* _WORK TO BE COMPLETED_: Across the material below, say how many lines contain the string "capacity", and add no other words.

* _SUPPLIED INFORMATION_:
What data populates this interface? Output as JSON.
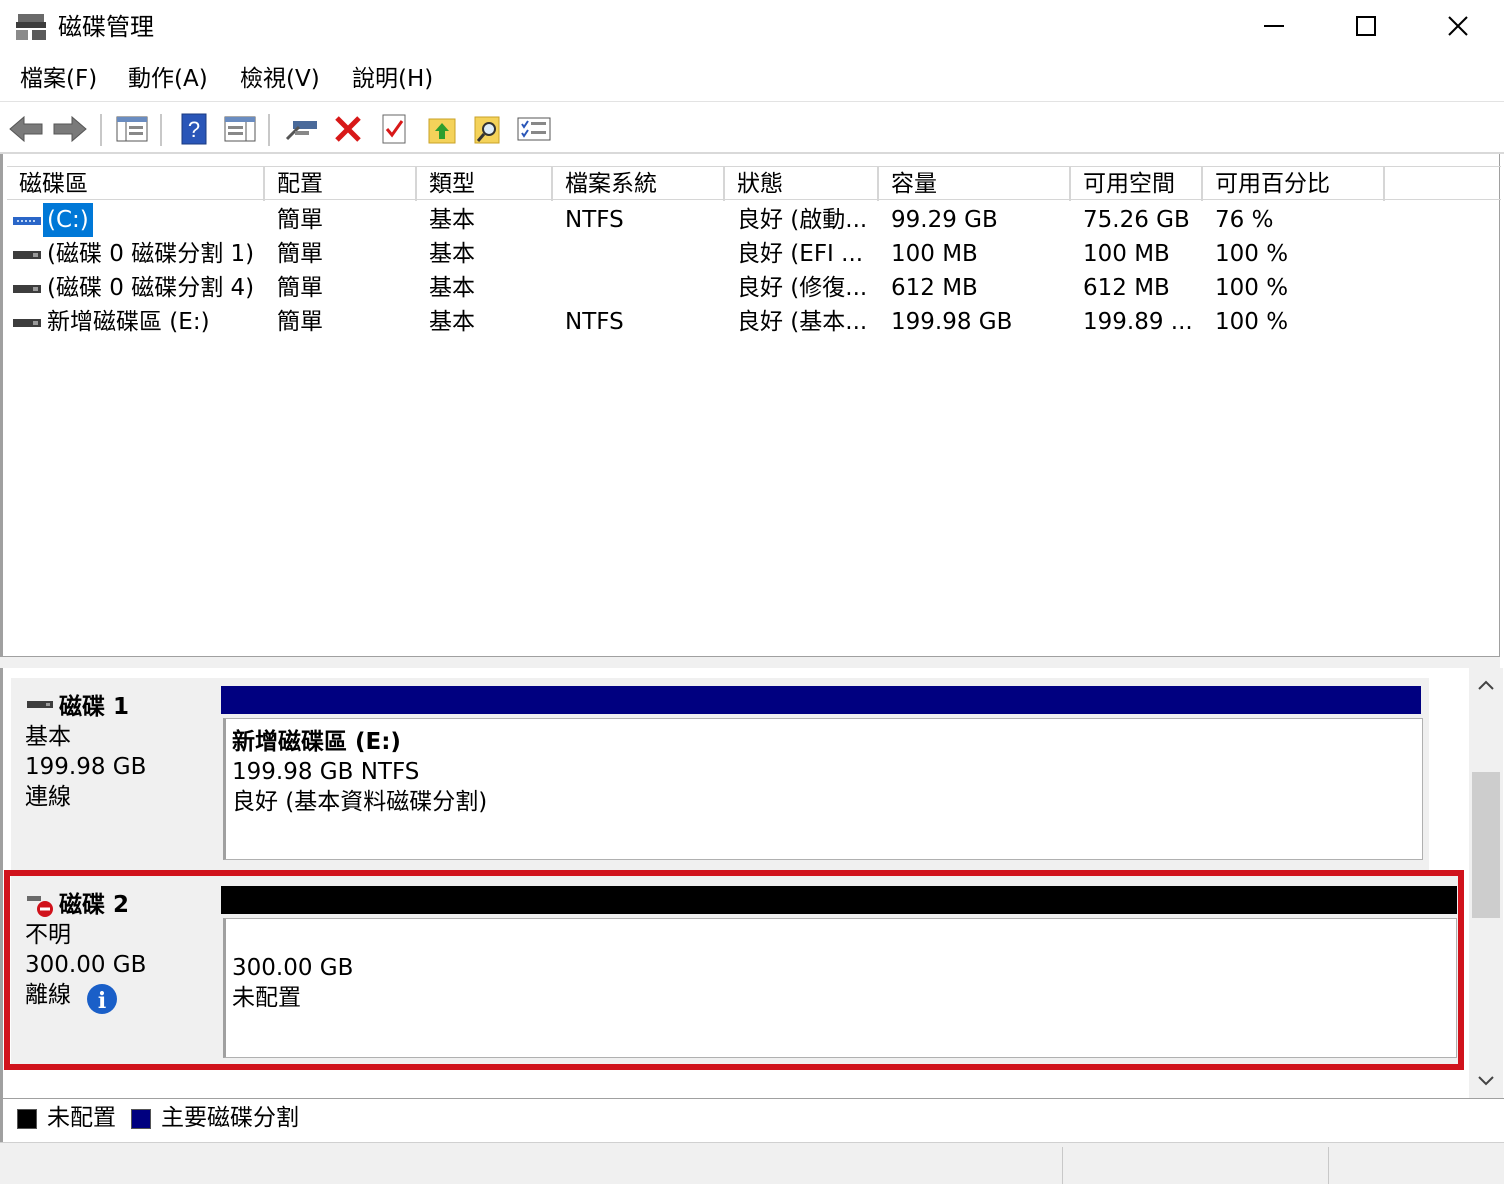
{
  "window": {
    "title": "磁碟管理"
  },
  "menu": [
    "檔案(F)",
    "動作(A)",
    "檢視(V)",
    "說明(H)"
  ],
  "toolbar": {
    "icons": [
      "back-icon",
      "forward-icon",
      "console-tree-icon",
      "help-icon",
      "properties-icon",
      "connect-icon",
      "delete-icon",
      "check-icon",
      "folder-up-icon",
      "search-folder-icon",
      "list-icon"
    ]
  },
  "volume_list": {
    "columns": [
      "磁碟區",
      "配置",
      "類型",
      "檔案系統",
      "狀態",
      "容量",
      "可用空間",
      "可用百分比"
    ],
    "rows": [
      {
        "volume": "(C:)",
        "layout": "簡單",
        "type": "基本",
        "fs": "NTFS",
        "status": "良好 (啟動...",
        "capacity": "99.29 GB",
        "free": "75.26 GB",
        "pct": "76 %"
      },
      {
        "volume": "(磁碟 0 磁碟分割 1)",
        "layout": "簡單",
        "type": "基本",
        "fs": "",
        "status": "良好 (EFI ...",
        "capacity": "100 MB",
        "free": "100 MB",
        "pct": "100 %"
      },
      {
        "volume": "(磁碟 0 磁碟分割 4)",
        "layout": "簡單",
        "type": "基本",
        "fs": "",
        "status": "良好 (修復...",
        "capacity": "612 MB",
        "free": "612 MB",
        "pct": "100 %"
      },
      {
        "volume": "新增磁碟區 (E:)",
        "layout": "簡單",
        "type": "基本",
        "fs": "NTFS",
        "status": "良好 (基本...",
        "capacity": "199.98 GB",
        "free": "199.89 ...",
        "pct": "100 %"
      }
    ]
  },
  "disks": [
    {
      "name": "磁碟 1",
      "kind": "基本",
      "size": "199.98 GB",
      "state": "連線",
      "partition": {
        "title": "新增磁碟區  (E:)",
        "line2": "199.98 GB NTFS",
        "line3": "良好 (基本資料磁碟分割)"
      }
    },
    {
      "name": "磁碟 2",
      "kind": "不明",
      "size": "300.00 GB",
      "state": "離線",
      "partition": {
        "line1": "300.00 GB",
        "line2": "未配置"
      }
    }
  ],
  "legend": [
    {
      "label": "未配置",
      "color": "#000000"
    },
    {
      "label": "主要磁碟分割",
      "color": "#00007f"
    }
  ],
  "colors": {
    "primary_partition": "#000080",
    "unallocated": "#000000",
    "highlight": "#d0121b",
    "selection": "#0078d7"
  }
}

* _SOLUTION TO THE PROBLEM_: 4